A recent trip to visit a friend in the northwestern suburbs rekindled a question that's been on Vince Brown's mind for years:
How did Brooklyn Park and Brooklyn Center get their names? And why are their names similar?
"I've lived here my whole life and I still don't know how to tell them apart and why they're so close together," Brown said. "What is the history behind that?"
Brown sent his question to Curious Minnesota — a Star Tribune community-driven reporting project that puts readers' inquiries at the center of the newsroom's reporting.
These two suburbs are often confused for one another. But they have some key geographic distinctions. Brooklyn Park is considerably larger in size and population. Its borders partly surround Brooklyn Center, which adjoins north Minneapolis.
The cities' history starts with Indigenous people who lived on Minnesota land long before the first settlers of European descent arrived.
People have lived in the area that became Minnesota for at least 9,000 to 12,000 years, according to the Minnesota Historical Society. The Dakota and Ojibwe tribes made up most of the state's population by the 1600s.
Dakota people lost their rights to land in much of the Twin Cities area in two 1851 treaties with the U.S. government. This opened the way for white settlers to claim land in what would become Brooklyn Center and Brooklyn Park starting in 1852, according to "The Brooklyns," a book by the Brooklyn Historical Society that chronicles the history of the area.

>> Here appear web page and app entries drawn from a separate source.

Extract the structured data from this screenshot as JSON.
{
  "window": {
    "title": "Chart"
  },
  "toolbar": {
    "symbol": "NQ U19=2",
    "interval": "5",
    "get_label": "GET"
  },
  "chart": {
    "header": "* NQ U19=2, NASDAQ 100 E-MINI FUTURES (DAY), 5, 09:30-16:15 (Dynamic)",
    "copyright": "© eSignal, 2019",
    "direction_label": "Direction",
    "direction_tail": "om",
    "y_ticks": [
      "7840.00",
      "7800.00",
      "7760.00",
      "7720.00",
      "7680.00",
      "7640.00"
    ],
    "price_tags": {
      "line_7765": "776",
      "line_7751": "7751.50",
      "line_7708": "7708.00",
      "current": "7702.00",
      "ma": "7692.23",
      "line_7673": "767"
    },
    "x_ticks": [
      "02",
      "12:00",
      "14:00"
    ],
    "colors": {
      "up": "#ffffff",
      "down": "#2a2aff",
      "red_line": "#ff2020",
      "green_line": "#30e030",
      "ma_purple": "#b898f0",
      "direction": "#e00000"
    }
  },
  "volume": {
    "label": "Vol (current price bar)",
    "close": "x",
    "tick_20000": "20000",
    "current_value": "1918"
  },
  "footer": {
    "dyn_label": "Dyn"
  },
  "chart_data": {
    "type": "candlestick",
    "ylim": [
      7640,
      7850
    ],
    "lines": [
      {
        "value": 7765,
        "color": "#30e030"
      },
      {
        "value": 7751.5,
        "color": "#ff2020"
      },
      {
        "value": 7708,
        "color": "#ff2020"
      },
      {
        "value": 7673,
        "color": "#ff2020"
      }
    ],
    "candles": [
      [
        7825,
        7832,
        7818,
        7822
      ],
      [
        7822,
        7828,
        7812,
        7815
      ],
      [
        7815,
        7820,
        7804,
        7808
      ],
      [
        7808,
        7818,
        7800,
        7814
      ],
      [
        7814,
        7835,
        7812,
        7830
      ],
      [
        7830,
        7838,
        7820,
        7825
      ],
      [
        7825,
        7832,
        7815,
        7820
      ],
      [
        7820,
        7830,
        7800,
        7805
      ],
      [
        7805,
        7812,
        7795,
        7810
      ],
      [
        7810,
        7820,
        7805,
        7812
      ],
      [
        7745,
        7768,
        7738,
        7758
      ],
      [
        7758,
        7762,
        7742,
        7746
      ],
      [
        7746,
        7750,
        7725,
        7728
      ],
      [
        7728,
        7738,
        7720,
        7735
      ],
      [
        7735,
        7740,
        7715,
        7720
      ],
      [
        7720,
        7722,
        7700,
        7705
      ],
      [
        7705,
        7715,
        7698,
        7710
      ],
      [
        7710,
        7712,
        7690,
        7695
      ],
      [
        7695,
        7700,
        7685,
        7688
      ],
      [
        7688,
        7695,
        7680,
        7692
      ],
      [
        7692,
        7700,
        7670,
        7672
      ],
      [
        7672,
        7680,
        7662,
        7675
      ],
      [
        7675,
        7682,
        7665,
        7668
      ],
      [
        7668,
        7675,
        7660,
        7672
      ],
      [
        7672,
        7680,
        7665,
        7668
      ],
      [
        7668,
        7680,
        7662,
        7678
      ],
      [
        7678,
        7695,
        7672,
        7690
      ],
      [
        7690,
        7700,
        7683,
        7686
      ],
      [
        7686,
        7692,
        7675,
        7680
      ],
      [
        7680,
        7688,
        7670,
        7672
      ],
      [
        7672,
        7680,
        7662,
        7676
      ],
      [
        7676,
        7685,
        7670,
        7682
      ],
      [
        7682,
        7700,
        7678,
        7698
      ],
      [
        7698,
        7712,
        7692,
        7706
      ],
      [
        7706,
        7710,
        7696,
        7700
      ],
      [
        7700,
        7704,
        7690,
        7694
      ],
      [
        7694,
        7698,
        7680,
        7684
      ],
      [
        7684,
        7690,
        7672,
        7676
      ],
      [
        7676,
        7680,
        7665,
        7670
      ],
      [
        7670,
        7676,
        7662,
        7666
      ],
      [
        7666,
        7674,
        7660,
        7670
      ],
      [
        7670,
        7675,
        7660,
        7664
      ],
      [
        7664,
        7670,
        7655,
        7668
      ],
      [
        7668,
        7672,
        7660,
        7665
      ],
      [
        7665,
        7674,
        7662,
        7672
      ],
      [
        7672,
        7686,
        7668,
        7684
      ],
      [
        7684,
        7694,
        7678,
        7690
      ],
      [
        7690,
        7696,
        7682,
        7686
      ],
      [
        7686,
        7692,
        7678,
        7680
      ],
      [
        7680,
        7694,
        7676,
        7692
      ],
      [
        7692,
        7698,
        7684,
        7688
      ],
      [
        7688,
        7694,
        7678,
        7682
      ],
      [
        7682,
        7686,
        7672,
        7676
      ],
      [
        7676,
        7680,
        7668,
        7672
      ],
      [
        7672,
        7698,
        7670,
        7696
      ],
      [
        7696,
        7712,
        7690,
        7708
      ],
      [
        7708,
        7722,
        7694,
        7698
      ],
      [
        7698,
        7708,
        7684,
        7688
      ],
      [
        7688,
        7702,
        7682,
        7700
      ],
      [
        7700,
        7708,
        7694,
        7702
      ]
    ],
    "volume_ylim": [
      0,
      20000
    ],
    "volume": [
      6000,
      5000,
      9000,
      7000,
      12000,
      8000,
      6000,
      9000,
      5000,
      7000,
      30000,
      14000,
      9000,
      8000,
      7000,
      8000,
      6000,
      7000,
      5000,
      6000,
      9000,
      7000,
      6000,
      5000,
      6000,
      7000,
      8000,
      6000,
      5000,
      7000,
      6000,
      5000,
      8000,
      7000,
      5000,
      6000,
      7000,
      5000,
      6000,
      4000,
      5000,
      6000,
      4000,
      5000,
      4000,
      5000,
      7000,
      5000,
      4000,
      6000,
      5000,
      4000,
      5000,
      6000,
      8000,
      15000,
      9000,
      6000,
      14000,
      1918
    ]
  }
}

"Life for the average new-settler family was not easy," the book stated. "Some had small cabins with, occasionally, a leaky roof, and they had to cook and heat with wood-burning stoves. Toilets were outside, as well as their water supply, in the form of hand pumps or wells."
Early settlers in the area worked hard as fur traders and farmers, according to "The Brooklyns." They grew and harvested food including sweet corn, wheat, potatoes, asparagus, strawberries and pumpkins.
Naming the town
In 1853, Allen B. Chaffee led 14 families from Adrian, Mich., to the area. The families named their new home after Brooklyn, Mich., a township near Adrian that got its moniker from a local minister who hailed from New York.
The New York Historical Society says the Brooklyn borough's name refers to a village in the Netherlands called Breukelen.
Brooklyn Township in Minnesota was officially recognized after statehood in 1858. It covered a broad area that includes the two present-day suburbs.
The new settlers faced much hardship. Esther Crooker's family lived through droughts, grasshopper plagues and other troubles after moving to Brooklyn Center before the Civil War, according to a 1932 Minneapolis Journal article commemorating her 100th birthday.
"Depression? [P]eople now don't know what it is to have hard times," Crooker said, referring to the Great Depression. "Get out on a prairie in the wintertime, in a little rude house with the wind blowing through it, with only the remnants of a crop failure to see you through the winter, miles away from everybody, and you'll know what hard times really are."
Fears of annexation would ultimately prompt both the Brooklyns to incorporate as villages, though four decades apart.
Accommodating rapid growth
The cities of Minneapolis and Osseo were growing, and cities could annex land from nearby unincorporated townships. Residents met in Earle Brown's garage in 1911 to vote in favor of turning Brooklyn Center into a village, bringing road repair, traffic laws and electricity to the area.
It was among many townships near Minneapolis that incorporated in the early 1900s to avoid being annexed.
Brown later earned notoriety as a "booze-busting" sheriff during Prohibition, making an unsuccessful run for governor in 1932. A street and heritage center were later named in his honor. But city officials recently removed his name from the center after a book alleged that Brown was a member of the Ku Klux Klan and vice president of the Minnesota Eugenics Society.
Brooklyn Township became Brooklyn Park when it incorporated as a village in 1954 in order to "hold onto the present size of the township and prevent it from being annexed by land-hungry neighboring villages," according to the Minneapolis Star.
The post-war suburban boom brought thousands of new residents to both areas in the 1950s. Brooklyn Center and Brooklyn Park became cities in 1966 and 1969, respectively, according to "The Brooklyns."
Brooklyn Center's population of roughly 33,000 people is slightly lower today than it was in 1970, according to the Metropolitan Council. Brooklyn Park's population, by contrast, has more than tripled since 1970 to upwards of 86,000 people today.
If you'd like to submit a Curious Minnesota question, fill out the form below:
Read more Curious Minnesota stories: